What should I do if my cat is due for vaccinations?
Speak to your vet for advice.
What if my cat needs to go to a cattery?
Traditionally, catteries require all cats to be fully vaccinated before entry. If you plan to board your cat, it's advisable to engage in early discussions with the cattery regarding their specific requirements. Additionally, consult with your veterinarian. In cases where vaccines are unavailable, antibody titer testing may serve as an alternative. Alternatively, consider exploring alternative arrangements such as house-sitters or in-home care.
How can I help?
Delaying revaccination for your adult cats can help the allocation of available vaccines to protect more vulnerable kittens.
How will the Wat Djerring Animal Facility be affected, and will adoptions continue?
Some services at the Wat Djerring Animal Facility are being impacted.

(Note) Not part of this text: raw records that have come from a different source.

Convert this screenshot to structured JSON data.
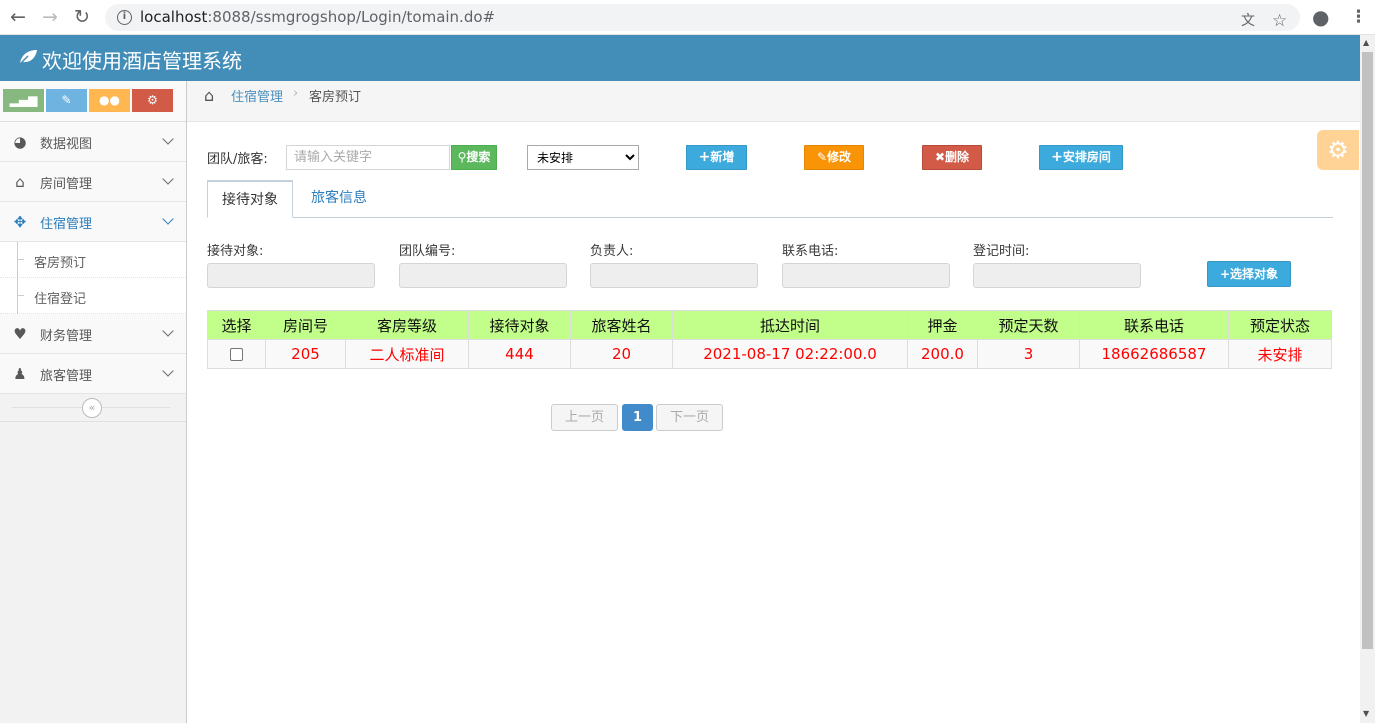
{
  "browser": {
    "url_host": "localhost",
    "url_rest": ":8088/ssmgrogshop/Login/tomain.do#"
  },
  "app": {
    "title": "欢迎使用酒店管理系统",
    "brand_color": "#438eb9"
  },
  "sidebar": {
    "shortcuts": [
      {
        "icon": "signal-icon",
        "color": "#87b87f"
      },
      {
        "icon": "pencil-icon",
        "color": "#6fb3e0"
      },
      {
        "icon": "users-icon",
        "color": "#ffb752"
      },
      {
        "icon": "cogs-icon",
        "color": "#d15b47"
      }
    ],
    "items": [
      {
        "label": "数据视图",
        "icon": "dashboard-icon"
      },
      {
        "label": "房间管理",
        "icon": "home-icon"
      },
      {
        "label": "住宿管理",
        "icon": "arrows-icon",
        "active": true,
        "children": [
          {
            "label": "客房预订"
          },
          {
            "label": "住宿登记"
          }
        ]
      },
      {
        "label": "财务管理",
        "icon": "heart-icon"
      },
      {
        "label": "旅客管理",
        "icon": "user-icon"
      }
    ]
  },
  "breadcrumb": {
    "parent": "住宿管理",
    "current": "客房预订"
  },
  "toolbar": {
    "search_label": "团队/旅客:",
    "search_placeholder": "请输入关键字",
    "search_value": "",
    "search_button": "搜索",
    "status_selected": "未安排",
    "add_button": "新增",
    "edit_button": "修改",
    "delete_button": "删除",
    "arrange_button": "安排房间"
  },
  "tabs": [
    {
      "label": "接待对象",
      "active": true
    },
    {
      "label": "旅客信息",
      "active": false
    }
  ],
  "form": {
    "labels": [
      "接待对象:",
      "团队编号:",
      "负责人:",
      "联系电话:",
      "登记时间:"
    ],
    "select_button": "选择对象"
  },
  "table": {
    "headers": [
      "选择",
      "房间号",
      "客房等级",
      "接待对象",
      "旅客姓名",
      "抵达时间",
      "押金",
      "预定天数",
      "联系电话",
      "预定状态"
    ],
    "rows": [
      [
        "",
        "205",
        "二人标准间",
        "444",
        "20",
        "2021-08-17 02:22:00.0",
        "200.0",
        "3",
        "18662686587",
        "未安排"
      ]
    ]
  },
  "pagination": {
    "prev": "上一页",
    "current": "1",
    "next": "下一页"
  }
}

At this point:
- animal adoptions are proceeding as usual and all cats and kittens available for adoption are fully vaccinated
- the facility is only accepting surrendered cats if they have been fully vaccinated
- the acceptance of stray cats is still ongoing; however, this is being monitored and is subject to change
- the cat trapping program across the City of Darebin, Whittlesea and Merri-bek has been temporarily paused until we can confirm our next vaccine delivery
Stray and surrendered animals
Unregistered cats and dogs and those without owner identification are taken to the Wat Djerring Animal Facility.
Wat Djerring Animal Facility
(previously known as Epping Animal Welfare Facility)
Address: 20 Companion Place, Epping VIC 3076
Phone: 03 8401 6200